The Christian Center has committed to sponsoring 1,500 children, including all 99 Goshute children. But as of Tuesday, 40 children did not yet have sponsors.
The deadline for purchasing gifts for a sponsored child was Wednesday, Dec. 12, but Christian Center Executive Director Rob Harter is encouraging people to sponsor a child, even if gifts come in after the deadline.
"If they want to give, we don't deliver until next Tuesday," he said. "We will be collecting and organizing the gifts, and getting them ready to go, as it takes a while to make sure everything is lined up with each kid. But technically, they won't go out until next Tuesday, so if people still came in and brought more, we'd just have more to give."
There are no stipulations for gifts, Harter said. "Everyone is generous, but some go over the top with bikes, sleds and things like that, so we say get whatever you want to give them, but don't feel obligated."
If the Goshute children are already all sponsored, and someone hopes to still sponsor a Goshute child, the child can receive additional gifts.
"Or there may be other kids locally that can also be sponsored if you are OK with that. If you don't mind if the child is Goshute or is in Summit or Wasatch County, then we would select someone else," he said.
Last year was the first time the Christian Center sponsored children from the Goshute community for Operation Hope. As in the Summit and Wasatch counties, sponsors receive information about the Goshute children's needs, age, size and gender. Typically, the children just need basic items, Harter said.
"The entire neighborhood comes out for a Christmas celebration, and the kids from the school put on a play," he said. "We have a volunteer who is Santa. He is an older gentleman -- a perfect Santa Claus with grey hair and a grey beard. And we call out the kids' names and they are able to get gifts."
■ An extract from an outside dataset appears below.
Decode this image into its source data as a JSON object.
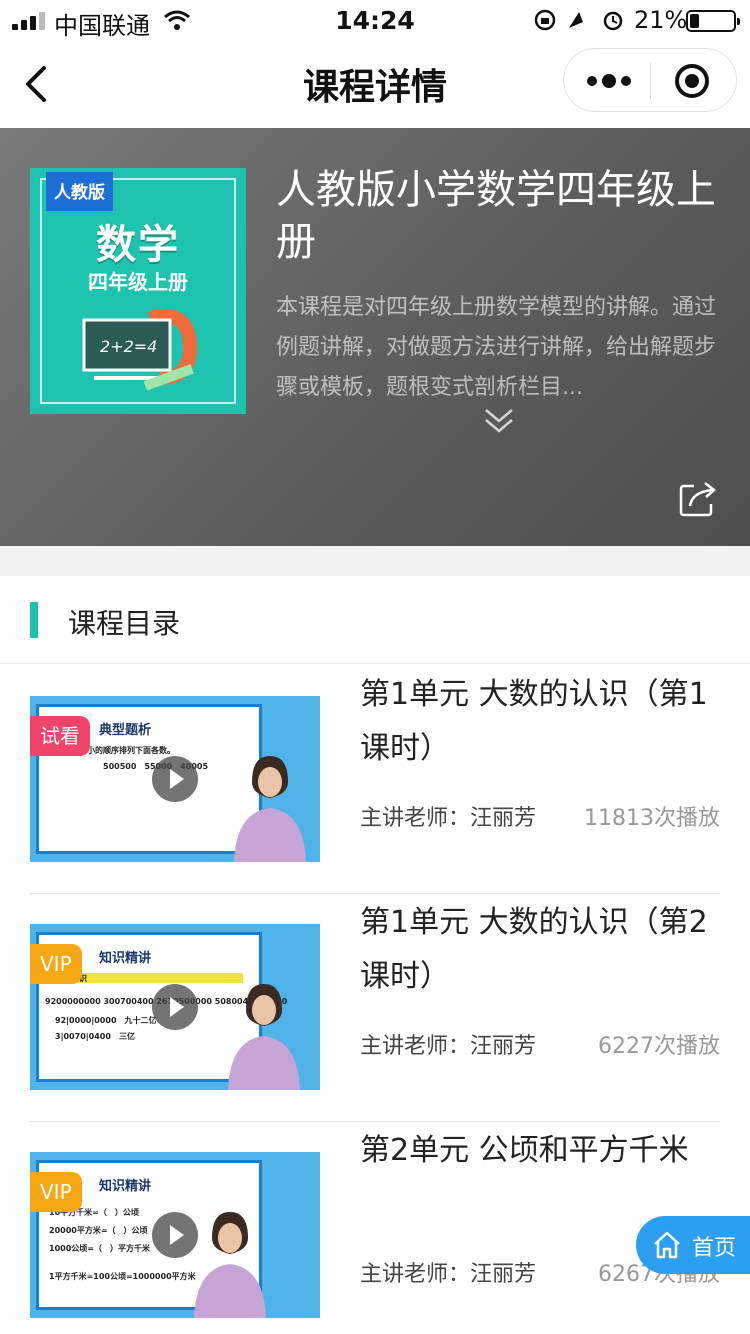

The Christian Center began developing a relationship with the Goshute community in the fall of 2011, when they began delivering weekend snacks to the children and food for entire families once a month.
"A lot of the kids go home for the weekend and they don't have any good food," Harter said. "Just like here, they get food at school during the week but not on the weekends. So they would go back on the weekend to not much food or not very healthy food. So we began providing healthy snack food on the weekends, and that grew to the mobile food pantry where we're giving them a full pantry."
The Christian Center also started a community garden in the Goshute community earlier this year, thanks to hefty grants from American Express and Zions First National Bank, with $37,000 and $25,000 given, respectively.
"It's taking a while to catch on, but the community is starting to get excited about it," he said. "We're excited about it because it can be very healthy, organic food that's grown right there on the reservation. And obesity and diabetes are major health issues there. So our hope is that this will help stem that and provide some healthy food for them."
Harter said there has been a lot of skepticism from the Goshute community, so the Christian Center has had to earn their trust over time.
"I've been pleasantly surprised at how exciting it's been to build this relationship and we look forward to strengthening it," he said. "I feel glad we're able to build some trust back. I know we can never make up for the past per se, but if we can build some trust back, that's a good thing."
To sponsor a child, call the Christian Center at (435) 649-2260.